▶ **About this exercise**:
Filter by the string "variant": return the lines of the material that contain it.

▶ **Material shown**:
====
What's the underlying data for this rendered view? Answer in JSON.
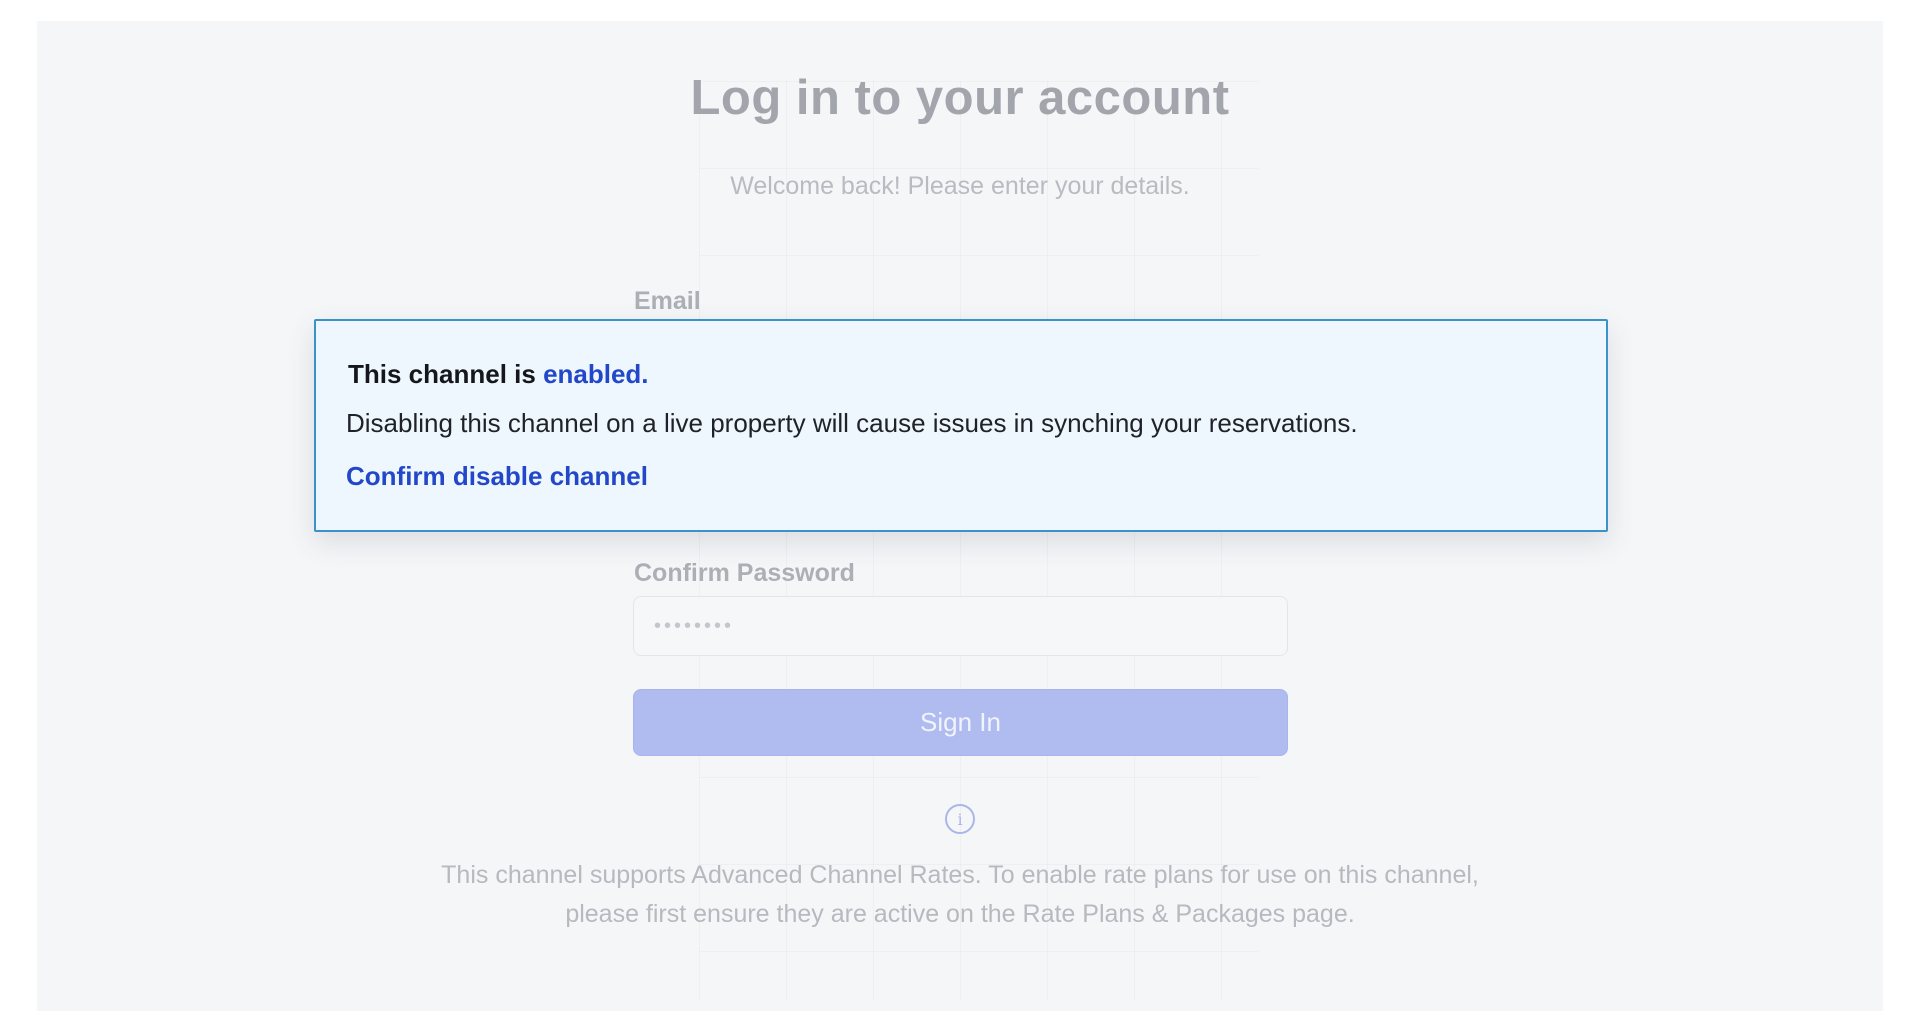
{
  "login": {
    "title": "Log in to your account",
    "subtitle": "Welcome back! Please enter your details.",
    "email_label": "Email",
    "confirm_password_label": "Confirm Password",
    "confirm_password_value": "••••••••",
    "sign_in_label": "Sign In"
  },
  "info": {
    "icon": "info-icon",
    "icon_glyph": "i",
    "text": "This channel supports Advanced Channel Rates. To enable rate plans for use on this channel, please first ensure they are active on the Rate Plans & Packages page."
  },
  "alert": {
    "title_prefix": "This channel is ",
    "status": "enabled.",
    "message": "Disabling this channel on a live property will cause issues in synching your reservations.",
    "action_label": "Confirm disable channel"
  },
  "colors": {
    "accent": "#2347c9",
    "alert_border": "#3b92c9",
    "alert_background": "#eef7fd",
    "sign_in_button": "#b0bcf0"
  }
}
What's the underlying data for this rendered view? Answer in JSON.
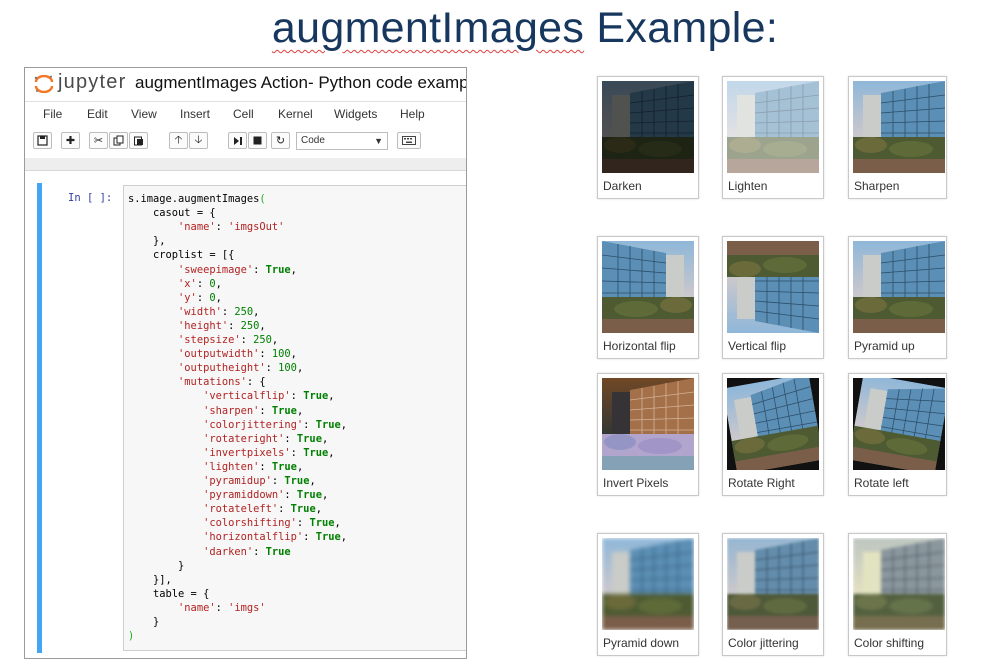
{
  "slide": {
    "title_underlined": "augmentImages",
    "title_rest": " Example:"
  },
  "jupyter": {
    "logo_text": "jupyter",
    "notebook_title": "augmentImages Action- Python code example",
    "menu": [
      "File",
      "Edit",
      "View",
      "Insert",
      "Cell",
      "Kernel",
      "Widgets",
      "Help"
    ],
    "cell_type": "Code",
    "prompt": "In [ ]:",
    "code_lines": [
      "s.image.augmentImages(",
      "    casout = {",
      "        'name': 'imgsOut'",
      "    },",
      "    croplist = [{",
      "        'sweepimage': True,",
      "        'x': 0,",
      "        'y': 0,",
      "        'width': 250,",
      "        'height': 250,",
      "        'stepsize': 250,",
      "        'outputwidth': 100,",
      "        'outputheight': 100,",
      "        'mutations': {",
      "            'verticalflip': True,",
      "            'sharpen': True,",
      "            'colorjittering': True,",
      "            'rotateright': True,",
      "            'invertpixels': True,",
      "            'lighten': True,",
      "            'pyramidup': True,",
      "            'pyramiddown': True,",
      "            'rotateleft': True,",
      "            'colorshifting': True,",
      "            'horizontalflip': True,",
      "            'darken': True",
      "        }",
      "    }],",
      "    table = {",
      "        'name': 'imgs'",
      "    }",
      ")"
    ]
  },
  "thumbnails": [
    {
      "label": "Darken",
      "variant": "darken"
    },
    {
      "label": "Lighten",
      "variant": "lighten"
    },
    {
      "label": "Sharpen",
      "variant": "sharpen"
    },
    {
      "label": "Horizontal flip",
      "variant": "hflip"
    },
    {
      "label": "Vertical flip",
      "variant": "vflip"
    },
    {
      "label": "Pyramid up",
      "variant": "pyrup"
    },
    {
      "label": "Invert Pixels",
      "variant": "invert"
    },
    {
      "label": "Rotate Right",
      "variant": "rotright"
    },
    {
      "label": "Rotate left",
      "variant": "rotleft"
    },
    {
      "label": "Pyramid down",
      "variant": "pyrdown"
    },
    {
      "label": "Color jittering",
      "variant": "jitter"
    },
    {
      "label": "Color shifting",
      "variant": "shift"
    }
  ],
  "colors": {
    "title": "#17375e",
    "cell_border": "#42a5f5",
    "string": "#b22222",
    "keyword": "#008000"
  }
}
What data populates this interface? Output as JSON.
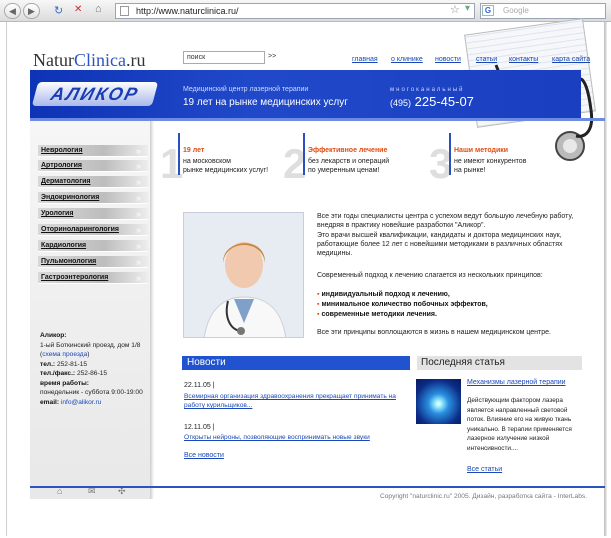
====
▶ **Response**:
      "variant": "darken"
      "variant": "lighten"
      "variant": "sharpen"
      "variant": "hflip"
      "variant": "vflip"
      "variant": "pyrup"
      "variant": "invert"
      "variant": "rotright"
      "variant": "rotleft"
      "variant": "pyrdown"
      "variant": "jitter"
      "variant": "shift"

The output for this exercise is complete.